(Input data begins)

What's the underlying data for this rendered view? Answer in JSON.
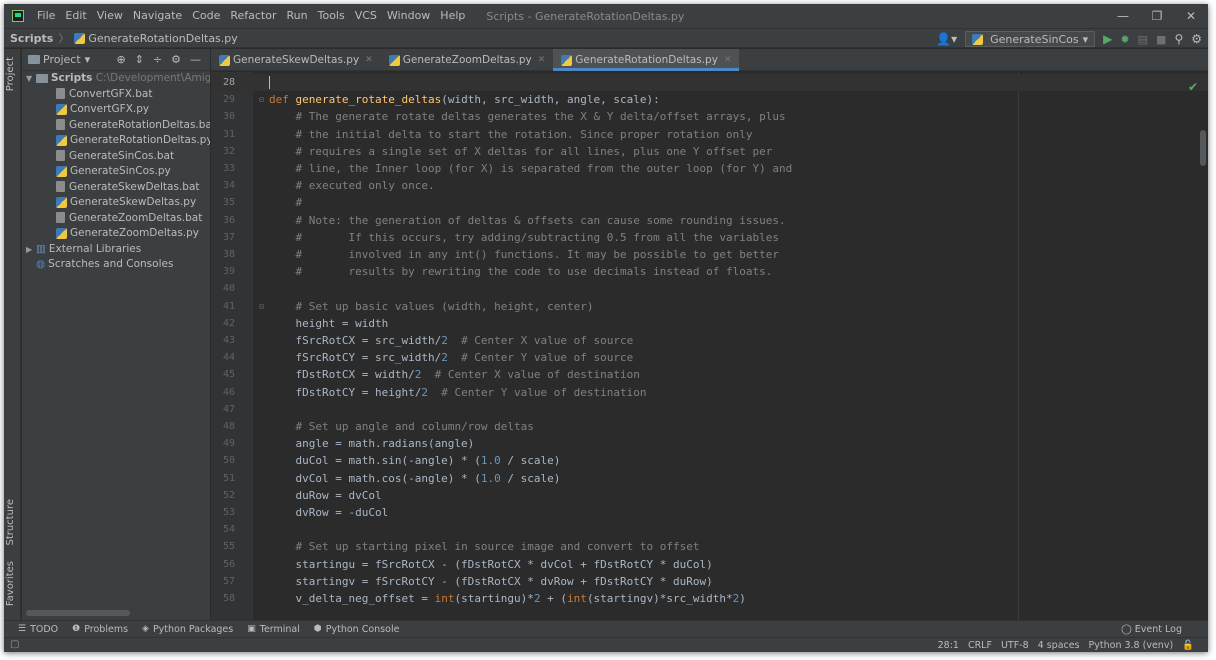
{
  "menu": [
    "File",
    "Edit",
    "View",
    "Navigate",
    "Code",
    "Refactor",
    "Run",
    "Tools",
    "VCS",
    "Window",
    "Help"
  ],
  "window_title": "Scripts - GenerateRotationDeltas.py",
  "breadcrumb": {
    "root": "Scripts",
    "file": "GenerateRotationDeltas.py"
  },
  "run_config": "GenerateSinCos",
  "project": {
    "label": "Project",
    "root": {
      "name": "Scripts",
      "path": "C:\\Development\\AmigaDev\\"
    },
    "files": [
      "ConvertGFX.bat",
      "ConvertGFX.py",
      "GenerateRotationDeltas.bat",
      "GenerateRotationDeltas.py",
      "GenerateSinCos.bat",
      "GenerateSinCos.py",
      "GenerateSkewDeltas.bat",
      "GenerateSkewDeltas.py",
      "GenerateZoomDeltas.bat",
      "GenerateZoomDeltas.py"
    ],
    "external": "External Libraries",
    "scratches": "Scratches and Consoles"
  },
  "side_tabs": {
    "project": "Project",
    "structure": "Structure",
    "favorites": "Favorites"
  },
  "tabs": [
    {
      "label": "GenerateSkewDeltas.py",
      "active": false
    },
    {
      "label": "GenerateZoomDeltas.py",
      "active": false
    },
    {
      "label": "GenerateRotationDeltas.py",
      "active": true
    }
  ],
  "code": [
    {
      "n": "28",
      "t": ""
    },
    {
      "n": "29",
      "t": "def generate_rotate_deltas(width, src_width, angle, scale):"
    },
    {
      "n": "30",
      "t": "    # The generate rotate deltas generates the X & Y delta/offset arrays, plus"
    },
    {
      "n": "31",
      "t": "    # the initial delta to start the rotation. Since proper rotation only"
    },
    {
      "n": "32",
      "t": "    # requires a single set of X deltas for all lines, plus one Y offset per"
    },
    {
      "n": "33",
      "t": "    # line, the Inner loop (for X) is separated from the outer loop (for Y) and"
    },
    {
      "n": "34",
      "t": "    # executed only once."
    },
    {
      "n": "35",
      "t": "    #"
    },
    {
      "n": "36",
      "t": "    # Note: the generation of deltas & offsets can cause some rounding issues."
    },
    {
      "n": "37",
      "t": "    #       If this occurs, try adding/subtracting 0.5 from all the variables"
    },
    {
      "n": "38",
      "t": "    #       involved in any int() functions. It may be possible to get better"
    },
    {
      "n": "39",
      "t": "    #       results by rewriting the code to use decimals instead of floats."
    },
    {
      "n": "40",
      "t": ""
    },
    {
      "n": "41",
      "t": "    # Set up basic values (width, height, center)"
    },
    {
      "n": "42",
      "t": "    height = width"
    },
    {
      "n": "43",
      "t": "    fSrcRotCX = src_width/2  # Center X value of source"
    },
    {
      "n": "44",
      "t": "    fSrcRotCY = src_width/2  # Center Y value of source"
    },
    {
      "n": "45",
      "t": "    fDstRotCX = width/2  # Center X value of destination"
    },
    {
      "n": "46",
      "t": "    fDstRotCY = height/2  # Center Y value of destination"
    },
    {
      "n": "47",
      "t": ""
    },
    {
      "n": "48",
      "t": "    # Set up angle and column/row deltas"
    },
    {
      "n": "49",
      "t": "    angle = math.radians(angle)"
    },
    {
      "n": "50",
      "t": "    duCol = math.sin(-angle) * (1.0 / scale)"
    },
    {
      "n": "51",
      "t": "    dvCol = math.cos(-angle) * (1.0 / scale)"
    },
    {
      "n": "52",
      "t": "    duRow = dvCol"
    },
    {
      "n": "53",
      "t": "    dvRow = -duCol"
    },
    {
      "n": "54",
      "t": ""
    },
    {
      "n": "55",
      "t": "    # Set up starting pixel in source image and convert to offset"
    },
    {
      "n": "56",
      "t": "    startingu = fSrcRotCX - (fDstRotCX * dvCol + fDstRotCY * duCol)"
    },
    {
      "n": "57",
      "t": "    startingv = fSrcRotCY - (fDstRotCX * dvRow + fDstRotCY * duRow)"
    },
    {
      "n": "58",
      "t": "    v_delta_neg_offset = int(startingu)*2 + (int(startingv)*src_width*2)"
    }
  ],
  "bottom_tools": [
    "TODO",
    "Problems",
    "Python Packages",
    "Terminal",
    "Python Console"
  ],
  "event_log": "Event Log",
  "status": {
    "position": "28:1",
    "line_sep": "CRLF",
    "encoding": "UTF-8",
    "indent": "4 spaces",
    "interpreter": "Python 3.8 (venv)"
  }
}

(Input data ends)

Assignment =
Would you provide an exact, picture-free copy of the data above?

Exercise answer =
What's the underlying data for this rendered view? Answer in JSON.
{
  "menu": [
    "File",
    "Edit",
    "View",
    "Navigate",
    "Code",
    "Refactor",
    "Run",
    "Tools",
    "VCS",
    "Window",
    "Help"
  ],
  "window_title": "Scripts - GenerateRotationDeltas.py",
  "breadcrumb": {
    "root": "Scripts",
    "file": "GenerateRotationDeltas.py"
  },
  "run_config": "GenerateSinCos",
  "project": {
    "label": "Project",
    "root": {
      "name": "Scripts",
      "path": "C:\\Development\\AmigaDev\\"
    },
    "files": [
      "ConvertGFX.bat",
      "ConvertGFX.py",
      "GenerateRotationDeltas.bat",
      "GenerateRotationDeltas.py",
      "GenerateSinCos.bat",
      "GenerateSinCos.py",
      "GenerateSkewDeltas.bat",
      "GenerateSkewDeltas.py",
      "GenerateZoomDeltas.bat",
      "GenerateZoomDeltas.py"
    ],
    "external": "External Libraries",
    "scratches": "Scratches and Consoles"
  },
  "side_tabs": {
    "project": "Project",
    "structure": "Structure",
    "favorites": "Favorites"
  },
  "tabs": [
    {
      "label": "GenerateSkewDeltas.py",
      "active": false
    },
    {
      "label": "GenerateZoomDeltas.py",
      "active": false
    },
    {
      "label": "GenerateRotationDeltas.py",
      "active": true
    }
  ],
  "code": [
    {
      "n": "28",
      "t": ""
    },
    {
      "n": "29",
      "t": "def generate_rotate_deltas(width, src_width, angle, scale):"
    },
    {
      "n": "30",
      "t": "    # The generate rotate deltas generates the X & Y delta/offset arrays, plus"
    },
    {
      "n": "31",
      "t": "    # the initial delta to start the rotation. Since proper rotation only"
    },
    {
      "n": "32",
      "t": "    # requires a single set of X deltas for all lines, plus one Y offset per"
    },
    {
      "n": "33",
      "t": "    # line, the Inner loop (for X) is separated from the outer loop (for Y) and"
    },
    {
      "n": "34",
      "t": "    # executed only once."
    },
    {
      "n": "35",
      "t": "    #"
    },
    {
      "n": "36",
      "t": "    # Note: the generation of deltas & offsets can cause some rounding issues."
    },
    {
      "n": "37",
      "t": "    #       If this occurs, try adding/subtracting 0.5 from all the variables"
    },
    {
      "n": "38",
      "t": "    #       involved in any int() functions. It may be possible to get better"
    },
    {
      "n": "39",
      "t": "    #       results by rewriting the code to use decimals instead of floats."
    },
    {
      "n": "40",
      "t": ""
    },
    {
      "n": "41",
      "t": "    # Set up basic values (width, height, center)"
    },
    {
      "n": "42",
      "t": "    height = width"
    },
    {
      "n": "43",
      "t": "    fSrcRotCX = src_width/2  # Center X value of source"
    },
    {
      "n": "44",
      "t": "    fSrcRotCY = src_width/2  # Center Y value of source"
    },
    {
      "n": "45",
      "t": "    fDstRotCX = width/2  # Center X value of destination"
    },
    {
      "n": "46",
      "t": "    fDstRotCY = height/2  # Center Y value of destination"
    },
    {
      "n": "47",
      "t": ""
    },
    {
      "n": "48",
      "t": "    # Set up angle and column/row deltas"
    },
    {
      "n": "49",
      "t": "    angle = math.radians(angle)"
    },
    {
      "n": "50",
      "t": "    duCol = math.sin(-angle) * (1.0 / scale)"
    },
    {
      "n": "51",
      "t": "    dvCol = math.cos(-angle) * (1.0 / scale)"
    },
    {
      "n": "52",
      "t": "    duRow = dvCol"
    },
    {
      "n": "53",
      "t": "    dvRow = -duCol"
    },
    {
      "n": "54",
      "t": ""
    },
    {
      "n": "55",
      "t": "    # Set up starting pixel in source image and convert to offset"
    },
    {
      "n": "56",
      "t": "    startingu = fSrcRotCX - (fDstRotCX * dvCol + fDstRotCY * duCol)"
    },
    {
      "n": "57",
      "t": "    startingv = fSrcRotCY - (fDstRotCX * dvRow + fDstRotCY * duRow)"
    },
    {
      "n": "58",
      "t": "    v_delta_neg_offset = int(startingu)*2 + (int(startingv)*src_width*2)"
    }
  ],
  "bottom_tools": [
    "TODO",
    "Problems",
    "Python Packages",
    "Terminal",
    "Python Console"
  ],
  "event_log": "Event Log",
  "status": {
    "position": "28:1",
    "line_sep": "CRLF",
    "encoding": "UTF-8",
    "indent": "4 spaces",
    "interpreter": "Python 3.8 (venv)"
  }
}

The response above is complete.